When I was just a wee lad of 18-19 I attended Fresno City College and lived with my wonderful white haired Grandmother. I took my first college level creative writing classes and found out I was a hack, but with potential. The class was a contemporary poetry writing/reading course taught by Mr. Dewayne Rail. It was wonderful. What does that have to do with pencils? Everything. Poetry, like many art forms, is a sensual experience. Sensual as in sense-filled. Can be the other too, but. Anyway, I learned to love the smell of freshly sharpened pencils; the wood…the graphite. Lovely. I used terrible technique during that period of my writing life. I reasoned that the best writing came from sorrow, so I would attempt to hunker down in a ‘man’ufactured sorrow and write from that place. Not recommended. Not necessary. But, back to the pencil. I kept 3-4 Ticonderoga 1 Ex-Soft pencils within reach. I wrote until a pencil was not sharp enough for my taste then selected another. The sound of pencil lead etching art onto paper was, well, cool. It was the late 70s/early 80s. I think cool was still the word.
History of the wonderful Ticonderoga pencil. (wikipedia)

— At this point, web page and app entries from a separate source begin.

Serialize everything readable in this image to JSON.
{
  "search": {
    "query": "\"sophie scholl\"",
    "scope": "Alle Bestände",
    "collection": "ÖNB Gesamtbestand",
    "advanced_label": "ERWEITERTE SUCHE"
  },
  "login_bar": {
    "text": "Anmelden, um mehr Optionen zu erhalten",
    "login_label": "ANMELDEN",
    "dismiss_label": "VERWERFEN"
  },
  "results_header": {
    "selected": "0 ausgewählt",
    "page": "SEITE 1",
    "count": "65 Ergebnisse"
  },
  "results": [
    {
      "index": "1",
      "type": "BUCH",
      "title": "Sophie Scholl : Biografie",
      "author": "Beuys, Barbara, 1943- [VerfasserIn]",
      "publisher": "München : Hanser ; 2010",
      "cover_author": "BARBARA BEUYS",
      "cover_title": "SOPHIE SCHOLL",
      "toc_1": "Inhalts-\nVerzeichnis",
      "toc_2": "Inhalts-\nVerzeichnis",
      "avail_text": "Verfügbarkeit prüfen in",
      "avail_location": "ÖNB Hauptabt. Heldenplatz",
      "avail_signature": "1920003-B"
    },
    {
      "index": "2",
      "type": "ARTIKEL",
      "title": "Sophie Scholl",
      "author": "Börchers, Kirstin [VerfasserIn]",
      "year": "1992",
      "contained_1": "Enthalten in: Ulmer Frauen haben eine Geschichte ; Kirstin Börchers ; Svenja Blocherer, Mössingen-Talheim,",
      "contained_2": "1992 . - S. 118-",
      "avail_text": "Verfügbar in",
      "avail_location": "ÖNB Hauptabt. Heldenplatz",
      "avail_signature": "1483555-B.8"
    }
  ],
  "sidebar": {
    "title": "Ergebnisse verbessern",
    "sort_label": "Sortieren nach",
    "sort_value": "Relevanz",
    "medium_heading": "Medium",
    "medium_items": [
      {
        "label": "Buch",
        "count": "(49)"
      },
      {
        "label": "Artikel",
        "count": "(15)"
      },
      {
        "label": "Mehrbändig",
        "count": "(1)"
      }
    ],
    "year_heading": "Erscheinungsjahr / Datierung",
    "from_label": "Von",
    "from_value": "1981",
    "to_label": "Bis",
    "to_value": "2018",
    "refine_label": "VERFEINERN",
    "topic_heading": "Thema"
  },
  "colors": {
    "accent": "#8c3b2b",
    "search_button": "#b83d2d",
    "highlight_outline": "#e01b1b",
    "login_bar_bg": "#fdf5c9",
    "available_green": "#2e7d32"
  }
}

The Ticonderoga is a pencil model distributed by the Dixon Ticonderoga Company, founded in the 19th century, which was originally located in downtown Jersey City, New Jersey. Recently they have ceased US production of the Ticonderoga Pencil, but own and operate facilities outside the US in Italy, France, Asia, Latin America and Germany. Dixon Ticonderoga Pencils are no longer made in the USA.
Dixon Ticonderoga pencils are available in different grades: #1 (Extra Soft), #2 (Soft), #2½ (Medium), #3 (Hard), and #4 (Extra Hard).

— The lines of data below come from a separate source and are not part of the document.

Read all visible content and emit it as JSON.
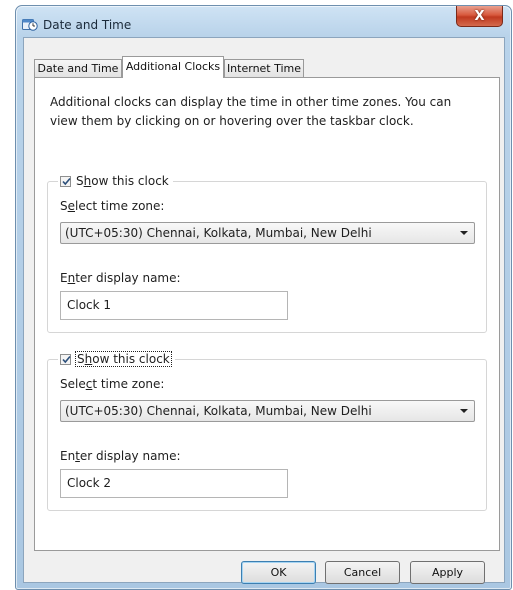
{
  "window": {
    "title": "Date and Time",
    "close_label": "X"
  },
  "tabs": [
    {
      "label": "Date and Time",
      "active": false
    },
    {
      "label": "Additional Clocks",
      "active": true
    },
    {
      "label": "Internet Time",
      "active": false
    }
  ],
  "intro_text": "Additional clocks can display the time in other time zones. You can view them by clicking on or hovering over the taskbar clock.",
  "clocks": [
    {
      "show_label_pre": "S",
      "show_label_u": "h",
      "show_label_post": "ow this clock",
      "checked": true,
      "tz_label_pre": "S",
      "tz_label_u": "e",
      "tz_label_post": "lect time zone:",
      "timezone": "(UTC+05:30) Chennai, Kolkata, Mumbai, New Delhi",
      "name_label_pre": "E",
      "name_label_u": "n",
      "name_label_post": "ter display name:",
      "display_name": "Clock 1"
    },
    {
      "show_label_pre": "S",
      "show_label_u": "h",
      "show_label_post": "ow this clock",
      "checked": true,
      "tz_label_pre": "Sele",
      "tz_label_u": "c",
      "tz_label_post": "t time zone:",
      "timezone": "(UTC+05:30) Chennai, Kolkata, Mumbai, New Delhi",
      "name_label_pre": "En",
      "name_label_u": "t",
      "name_label_post": "er display name:",
      "display_name": "Clock 2"
    }
  ],
  "buttons": {
    "ok": "OK",
    "cancel": "Cancel",
    "apply": "Apply"
  }
}
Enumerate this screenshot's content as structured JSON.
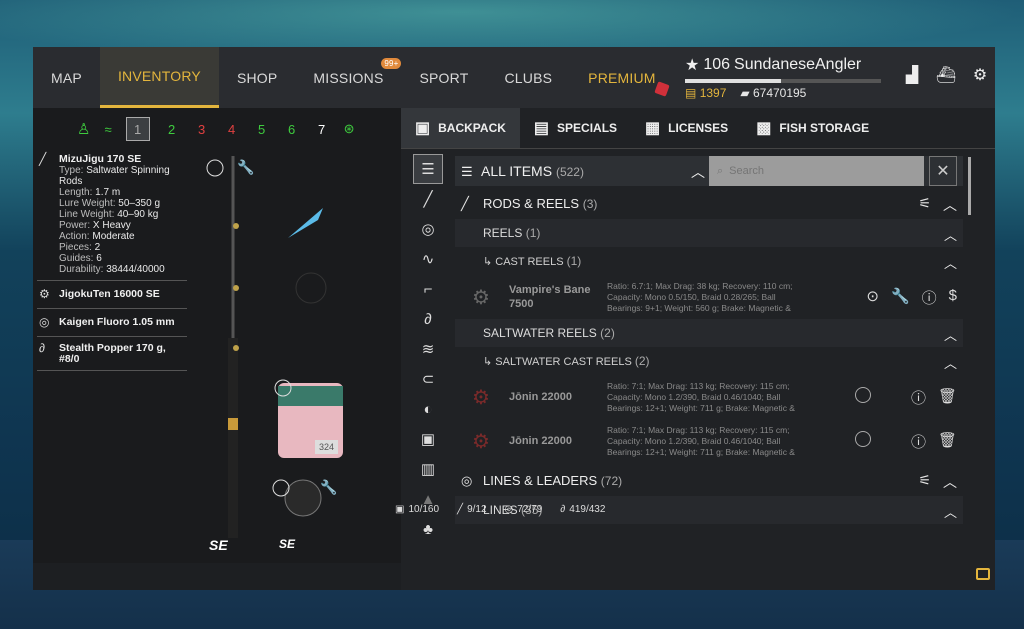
{
  "nav": {
    "items": [
      "MAP",
      "INVENTORY",
      "SHOP",
      "MISSIONS",
      "SPORT",
      "CLUBS",
      "PREMIUM"
    ],
    "missions_badge": "99+"
  },
  "profile": {
    "level": "106",
    "name": "SundaneseAngler",
    "xp_fraction": 0.49,
    "gold": "1397",
    "silver": "67470195"
  },
  "icons": {
    "top": [
      "leaderboard-icon",
      "boat-icon",
      "gear-icon"
    ]
  },
  "slots": {
    "numbers": [
      "1",
      "2",
      "3",
      "4",
      "5",
      "6",
      "7"
    ],
    "colors": [
      "#aaaaaa",
      "#3ecb3e",
      "#e04040",
      "#e04040",
      "#3ecb3e",
      "#3ecb3e",
      "#ffffff"
    ]
  },
  "rod_details": {
    "title": "MizuJigu 170 SE",
    "type_label": "Type:",
    "type": "Saltwater Spinning Rods",
    "length_label": "Length:",
    "length": "1.7 m",
    "lure_label": "Lure Weight:",
    "lure": "50–350 g",
    "line_label": "Line Weight:",
    "line": "40–90 kg",
    "power_label": "Power:",
    "power": "X Heavy",
    "action_label": "Action:",
    "action": "Moderate",
    "pieces_label": "Pieces:",
    "pieces": "2",
    "guides_label": "Guides:",
    "guides": "6",
    "durability_label": "Durability:",
    "durability": "38444/40000"
  },
  "reel_detail": "JigokuTen 16000 SE",
  "line_detail": "Kaigen Fluoro 1.05 mm",
  "lure_detail": "Stealth Popper 170 g, #8/0",
  "spool_count": "324",
  "subtabs": [
    "BACKPACK",
    "SPECIALS",
    "LICENSES",
    "FISH STORAGE"
  ],
  "list": {
    "all_label": "ALL ITEMS",
    "all_count": "(522)",
    "search_placeholder": "Search",
    "rods_reels_label": "RODS & REELS",
    "rods_reels_count": "(3)",
    "reels_label": "REELS",
    "reels_count": "(1)",
    "cast_reels_label": "CAST REELS",
    "cast_reels_count": "(1)",
    "vampire_name": "Vampire's Bane 7500",
    "vampire_desc": "Ratio: 6.7:1; Max Drag: 38 kg; Recovery: 110 cm; Capacity: Mono 0.5/150, Braid 0.28/265; Ball Bearings: 9+1; Weight: 560 g; Brake: Magnetic &",
    "salt_reels_label": "SALTWATER REELS",
    "salt_reels_count": "(2)",
    "salt_cast_label": "SALTWATER CAST REELS",
    "salt_cast_count": "(2)",
    "jonin_name": "Jōnin 22000",
    "jonin_desc": "Ratio: 7:1; Max Drag: 113 kg; Recovery: 115 cm; Capacity: Mono 1.2/390, Braid 0.46/1040; Ball Bearings: 12+1; Weight: 711 g; Brake: Magnetic &",
    "lines_leaders_label": "LINES & LEADERS",
    "lines_leaders_count": "(72)",
    "lines_label": "LINES",
    "lines_count": "(35)"
  },
  "status": {
    "backpack": "10/160",
    "rods": "9/12",
    "lines": "72/79",
    "tackle": "419/432"
  }
}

The company has its origins in the Joseph Dixon Crucible Company of New Jersey, an organization founded in 1827 by Joseph Dixon and his son based upon the Tantiusques graphite mine in Sturbridge, Massachusetts. The pencil’s name originates in the graphite ore mined on Lead Mountain and processed in Ticonderoga, New York since 1815.